Self-driving cars are already on the streets, even if they aren’t available for the general public to own and operate yet. The former Google engineers at Waymo have driven their autonomous vehicles more than 7 million miles on city streets, and more than 2.7 billion miles in simulated environments in 2017 alone.
In addition to being convenient and technologically fascinating, self-driving cars have the power to save lives. Once perfected, they’ll make far fewer mistakes than their human driver counterparts, and could declutter the roads, reducing traffic, and therefore, the risk of injury and death while driving.
But there are other, less expected consequences of a self-driving car revolution—and it’s easy to lose sight of them when we’re focused on the core debate.
The Unexpected Consequences of Autonomous Vehicles
Lawmakers, engineers, and consumers are fixated on arguing about whether self-driving cars would be safer than human drivers (even though the objective evidence is clear), or whether they’re in danger of being hacked. But we aren’t talking about the other ways self-driving cars could change our lives:
- Older car retirement. As self-driving cars become more affordable and more available, people aren’t going to want to keep their old manual cars around. And with fewer buyers and lower prices for those cars, we may see an increase in Texas junk cars and vehicle recycling. The surge in car disposal would put a burden on recyclers, and could lead us with a waste disposal problem, not to mention causing problems for the secondary market.
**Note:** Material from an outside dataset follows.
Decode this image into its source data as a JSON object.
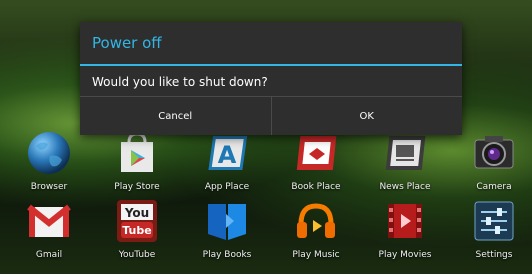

- Car sickness. We’re used to driving or being passengers in cars that are operated by human drivers, but we may not be equipped for a driverless experience. It’s estimated that somewhere between 6 and 12 percent of people in a driverless car will experience motion sickness. While that may not seem like a big deal, it could significantly impact the way we treat driverless cars, and affect who has access to them.
- Reduced labor demand. There are currently more than 4 million Americans employed as truck drivers, and millions more employed as taxi drivers, Uber/Lyft drivers, chauffeurs, and other professions that require extensive driving. When we have a fleet of self-driving vehicles to autonomously take us wherever we want to go, what’s going to happen to those millions of jobs? The resulting impact on the economy would be devastating, at least temporarily, as those professionals left their chosen field and developed new skill sets.
- Car bullying. It seems strange to think of people “bullying” self-driving cars, but it’s a legitimate possibility. Autonomous vehicles will need to follow a firm set of rules to ensure driver and pedestrian safety, but those rules could be easily exploited. For example, a pedestrian who knows that a self-driving car will never take an action to endanger a pedestrian’s life may obstruct the vehicle’s path in an effort to communicate with the passengers within, or purely for amusement. Already, at least one person has used autonomous vehicles’ programming to never pass a solid white line to trap those vehicles in salt circles.
- False confidence. Knowing that self-driving cars are on the roads could give pedestrians and passengers alike a false sense of confidence. If you’re walking on the side of the road and a car approaches you, you might not waver in your path, assuming that the car will see you and avoid you no matter what—but all it takes is one rogue human driver to render that confidence false.
- Over reliance on automated errands. It’s only natural that we’ll rely on autonomous vehicles to do things for us, but that can have unintended consequences. For example, sending a car to pick up our kids from school can result in long lines that form early, and cluttered parking lots far in advance of release hours. Letting your car circle the grocery store instead of finding a parking space may save you some time in the moment, but will fill the surrounding streets with autonomous vehicles doing the same thing. It’s the tragedy of the commons on a larger scale.
- Insurance changes. The auto insurance industry is dependent on things running more or less the same as they are now; it operates with razor-thin profit margins, and relies on historical data to inform its decisions on policies. If self-driving cars have nearly perfect track records, insurance costs are going to necessarily plummet, and new types of insurance may need to emerge. As a result, major insurance companies can expect to cut jobs, or worse, file for bankruptcy as revenue slows to a halt.
Broadening the Conversation
If we’re going to get serious about bringing self-driving cars to market, we need to think in bigger, broader terms about how those autonomous vehicles will affect our lives. It’s not enough to speculate about hackers, and debate whether human drivers are inherently better; there are secondary challenges and considerations that still need to be resolved. It’s on us to broaden the conversation and try to resolve them—before self-driving cars become commonplace.